MATERIALS PROVIDED Block Start

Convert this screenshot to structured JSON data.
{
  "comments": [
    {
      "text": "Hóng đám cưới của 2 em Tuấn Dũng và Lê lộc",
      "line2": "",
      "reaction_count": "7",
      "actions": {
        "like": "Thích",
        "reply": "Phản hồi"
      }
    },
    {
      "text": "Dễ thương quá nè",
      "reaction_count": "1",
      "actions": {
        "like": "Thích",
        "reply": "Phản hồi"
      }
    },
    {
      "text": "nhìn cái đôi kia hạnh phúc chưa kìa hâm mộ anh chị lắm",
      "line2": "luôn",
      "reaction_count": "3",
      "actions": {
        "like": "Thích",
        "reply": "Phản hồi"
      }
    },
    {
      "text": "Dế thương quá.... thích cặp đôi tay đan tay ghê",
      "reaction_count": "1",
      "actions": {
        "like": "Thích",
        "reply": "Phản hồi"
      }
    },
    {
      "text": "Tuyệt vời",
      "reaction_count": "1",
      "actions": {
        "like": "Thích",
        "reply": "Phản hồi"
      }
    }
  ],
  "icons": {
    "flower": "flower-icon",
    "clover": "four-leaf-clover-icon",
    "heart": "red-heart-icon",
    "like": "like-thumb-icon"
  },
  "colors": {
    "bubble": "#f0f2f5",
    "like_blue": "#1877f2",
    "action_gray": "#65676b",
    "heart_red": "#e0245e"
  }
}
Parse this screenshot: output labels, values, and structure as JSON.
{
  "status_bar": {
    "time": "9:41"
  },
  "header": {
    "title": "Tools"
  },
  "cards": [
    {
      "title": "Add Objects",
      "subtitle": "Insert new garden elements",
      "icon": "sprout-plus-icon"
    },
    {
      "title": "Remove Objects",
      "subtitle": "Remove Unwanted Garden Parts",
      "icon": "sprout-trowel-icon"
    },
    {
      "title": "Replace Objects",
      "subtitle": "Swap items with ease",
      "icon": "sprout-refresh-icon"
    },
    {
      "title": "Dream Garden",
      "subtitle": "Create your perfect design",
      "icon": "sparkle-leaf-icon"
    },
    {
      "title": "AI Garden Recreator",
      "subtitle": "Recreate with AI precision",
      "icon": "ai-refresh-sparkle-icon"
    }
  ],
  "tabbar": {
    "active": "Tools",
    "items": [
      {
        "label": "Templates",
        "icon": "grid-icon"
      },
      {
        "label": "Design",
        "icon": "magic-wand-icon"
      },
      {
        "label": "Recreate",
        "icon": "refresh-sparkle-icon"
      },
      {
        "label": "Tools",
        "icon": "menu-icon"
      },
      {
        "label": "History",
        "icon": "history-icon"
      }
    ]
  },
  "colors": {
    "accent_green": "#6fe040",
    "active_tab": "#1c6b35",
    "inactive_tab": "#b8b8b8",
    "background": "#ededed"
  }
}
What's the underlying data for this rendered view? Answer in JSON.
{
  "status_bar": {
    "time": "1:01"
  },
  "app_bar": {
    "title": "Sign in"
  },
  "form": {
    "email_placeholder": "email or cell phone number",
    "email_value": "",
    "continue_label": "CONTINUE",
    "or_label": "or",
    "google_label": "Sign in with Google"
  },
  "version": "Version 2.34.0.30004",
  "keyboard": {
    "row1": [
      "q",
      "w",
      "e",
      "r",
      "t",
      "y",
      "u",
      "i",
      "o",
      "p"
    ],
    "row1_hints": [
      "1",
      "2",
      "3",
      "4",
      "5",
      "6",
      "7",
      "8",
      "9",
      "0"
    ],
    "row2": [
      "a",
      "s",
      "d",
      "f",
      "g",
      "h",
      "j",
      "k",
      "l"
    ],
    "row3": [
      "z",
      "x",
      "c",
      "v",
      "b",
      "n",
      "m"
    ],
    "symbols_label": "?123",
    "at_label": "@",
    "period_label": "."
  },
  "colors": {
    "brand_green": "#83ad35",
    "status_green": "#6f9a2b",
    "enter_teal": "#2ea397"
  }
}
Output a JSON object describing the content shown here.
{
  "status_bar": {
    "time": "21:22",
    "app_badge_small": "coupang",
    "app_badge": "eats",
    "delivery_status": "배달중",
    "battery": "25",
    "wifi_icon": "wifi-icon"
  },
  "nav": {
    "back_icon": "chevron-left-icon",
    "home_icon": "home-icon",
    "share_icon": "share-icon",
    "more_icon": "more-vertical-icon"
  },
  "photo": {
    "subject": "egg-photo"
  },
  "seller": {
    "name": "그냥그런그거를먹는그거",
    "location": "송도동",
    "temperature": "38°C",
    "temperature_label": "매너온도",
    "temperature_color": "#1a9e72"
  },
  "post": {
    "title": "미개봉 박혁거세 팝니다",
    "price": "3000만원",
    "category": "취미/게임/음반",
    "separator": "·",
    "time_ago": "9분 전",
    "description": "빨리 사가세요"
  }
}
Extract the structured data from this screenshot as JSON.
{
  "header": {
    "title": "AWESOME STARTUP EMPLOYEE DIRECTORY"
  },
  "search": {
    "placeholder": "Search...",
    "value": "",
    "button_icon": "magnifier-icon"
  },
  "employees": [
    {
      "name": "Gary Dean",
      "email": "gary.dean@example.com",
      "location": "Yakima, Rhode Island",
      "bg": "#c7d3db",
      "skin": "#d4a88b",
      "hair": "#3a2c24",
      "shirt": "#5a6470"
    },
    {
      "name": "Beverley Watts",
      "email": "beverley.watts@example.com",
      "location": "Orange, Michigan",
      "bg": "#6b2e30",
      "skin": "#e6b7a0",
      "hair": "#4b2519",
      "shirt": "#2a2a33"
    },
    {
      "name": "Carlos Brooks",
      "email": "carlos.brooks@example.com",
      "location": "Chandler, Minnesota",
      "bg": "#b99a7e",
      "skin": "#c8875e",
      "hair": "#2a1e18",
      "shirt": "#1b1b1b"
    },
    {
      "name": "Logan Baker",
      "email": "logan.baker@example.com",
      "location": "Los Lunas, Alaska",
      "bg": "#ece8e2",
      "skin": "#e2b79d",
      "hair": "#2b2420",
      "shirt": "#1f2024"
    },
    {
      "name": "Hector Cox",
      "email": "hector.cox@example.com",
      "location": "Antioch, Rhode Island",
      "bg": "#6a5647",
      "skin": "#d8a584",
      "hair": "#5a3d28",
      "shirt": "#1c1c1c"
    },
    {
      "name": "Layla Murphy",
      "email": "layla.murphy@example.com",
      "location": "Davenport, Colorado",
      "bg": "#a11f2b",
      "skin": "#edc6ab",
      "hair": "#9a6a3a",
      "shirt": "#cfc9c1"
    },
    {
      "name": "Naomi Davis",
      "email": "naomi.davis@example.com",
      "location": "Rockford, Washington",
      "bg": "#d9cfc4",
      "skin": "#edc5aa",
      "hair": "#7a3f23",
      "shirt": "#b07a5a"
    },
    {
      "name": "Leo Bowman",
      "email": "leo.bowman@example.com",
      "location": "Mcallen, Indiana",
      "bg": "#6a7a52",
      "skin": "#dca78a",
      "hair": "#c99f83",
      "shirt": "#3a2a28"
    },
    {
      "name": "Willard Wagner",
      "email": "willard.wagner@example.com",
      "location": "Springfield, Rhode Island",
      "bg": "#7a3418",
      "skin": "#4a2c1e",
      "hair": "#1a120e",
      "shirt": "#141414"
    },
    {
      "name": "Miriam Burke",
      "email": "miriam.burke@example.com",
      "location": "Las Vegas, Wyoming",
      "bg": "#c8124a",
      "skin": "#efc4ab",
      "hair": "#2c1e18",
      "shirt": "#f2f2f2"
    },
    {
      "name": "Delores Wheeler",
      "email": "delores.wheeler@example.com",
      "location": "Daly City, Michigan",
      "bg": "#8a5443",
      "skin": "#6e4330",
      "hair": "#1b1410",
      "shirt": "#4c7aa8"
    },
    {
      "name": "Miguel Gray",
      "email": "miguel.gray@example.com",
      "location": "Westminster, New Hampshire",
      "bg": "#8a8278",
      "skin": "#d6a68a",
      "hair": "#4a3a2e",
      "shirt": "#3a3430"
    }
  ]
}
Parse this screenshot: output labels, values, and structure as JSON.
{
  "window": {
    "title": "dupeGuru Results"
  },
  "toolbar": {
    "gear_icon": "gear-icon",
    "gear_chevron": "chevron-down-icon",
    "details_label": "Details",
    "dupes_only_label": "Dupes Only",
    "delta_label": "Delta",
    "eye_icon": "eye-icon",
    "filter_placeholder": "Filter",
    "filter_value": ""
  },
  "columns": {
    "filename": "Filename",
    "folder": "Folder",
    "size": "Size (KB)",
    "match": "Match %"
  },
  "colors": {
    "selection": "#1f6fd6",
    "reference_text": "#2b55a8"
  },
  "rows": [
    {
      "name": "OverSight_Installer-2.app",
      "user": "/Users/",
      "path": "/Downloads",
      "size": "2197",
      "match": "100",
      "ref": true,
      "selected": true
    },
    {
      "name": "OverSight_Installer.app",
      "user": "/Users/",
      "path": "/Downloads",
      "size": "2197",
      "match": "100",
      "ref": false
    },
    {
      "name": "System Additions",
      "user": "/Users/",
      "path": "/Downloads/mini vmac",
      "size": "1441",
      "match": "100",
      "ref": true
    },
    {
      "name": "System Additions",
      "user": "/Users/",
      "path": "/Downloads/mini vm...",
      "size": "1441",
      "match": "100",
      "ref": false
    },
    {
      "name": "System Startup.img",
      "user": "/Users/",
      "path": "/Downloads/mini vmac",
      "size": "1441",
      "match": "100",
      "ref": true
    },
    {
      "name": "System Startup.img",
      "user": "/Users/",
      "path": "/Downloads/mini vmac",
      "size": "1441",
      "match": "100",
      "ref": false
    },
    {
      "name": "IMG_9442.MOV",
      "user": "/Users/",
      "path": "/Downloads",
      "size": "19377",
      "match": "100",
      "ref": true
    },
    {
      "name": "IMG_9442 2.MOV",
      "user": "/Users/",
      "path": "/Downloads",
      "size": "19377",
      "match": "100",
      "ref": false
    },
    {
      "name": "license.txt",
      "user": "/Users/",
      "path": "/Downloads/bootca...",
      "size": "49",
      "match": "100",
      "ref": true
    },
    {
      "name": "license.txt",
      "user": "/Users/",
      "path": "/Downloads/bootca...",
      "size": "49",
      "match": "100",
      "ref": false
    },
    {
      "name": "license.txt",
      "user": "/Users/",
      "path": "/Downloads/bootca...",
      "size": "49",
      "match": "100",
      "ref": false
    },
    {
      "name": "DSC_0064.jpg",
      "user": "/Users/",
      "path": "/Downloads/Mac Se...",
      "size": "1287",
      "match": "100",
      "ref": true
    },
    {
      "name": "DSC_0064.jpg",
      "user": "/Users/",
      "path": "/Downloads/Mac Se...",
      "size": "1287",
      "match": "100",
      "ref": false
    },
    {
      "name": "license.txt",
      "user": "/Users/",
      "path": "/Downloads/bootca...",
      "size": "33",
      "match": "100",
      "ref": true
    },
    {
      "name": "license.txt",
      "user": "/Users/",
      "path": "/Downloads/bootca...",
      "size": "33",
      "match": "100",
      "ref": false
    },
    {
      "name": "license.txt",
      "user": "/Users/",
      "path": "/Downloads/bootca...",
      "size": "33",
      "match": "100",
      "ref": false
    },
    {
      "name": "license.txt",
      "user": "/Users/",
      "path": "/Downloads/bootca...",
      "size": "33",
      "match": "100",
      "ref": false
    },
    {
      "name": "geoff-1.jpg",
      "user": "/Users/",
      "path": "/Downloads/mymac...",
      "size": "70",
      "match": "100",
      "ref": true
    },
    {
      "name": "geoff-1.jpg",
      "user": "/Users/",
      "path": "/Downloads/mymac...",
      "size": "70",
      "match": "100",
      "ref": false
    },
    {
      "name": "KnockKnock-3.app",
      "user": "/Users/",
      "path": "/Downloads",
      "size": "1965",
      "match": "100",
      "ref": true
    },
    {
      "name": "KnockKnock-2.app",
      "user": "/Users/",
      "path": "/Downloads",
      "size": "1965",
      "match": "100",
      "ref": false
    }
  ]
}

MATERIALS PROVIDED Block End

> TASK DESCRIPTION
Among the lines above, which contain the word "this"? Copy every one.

> SOLUTION TO THE EXERCISE
Convert this screenshot to structured JSON data.
Parse this screenshot: output labels, values, and structure as JSON.
What's the underlying data for this rendered view? Answer in JSON.
Extract the structured data from this screenshot as JSON.
Parse this screenshot: output labels, values, and structure as JSON.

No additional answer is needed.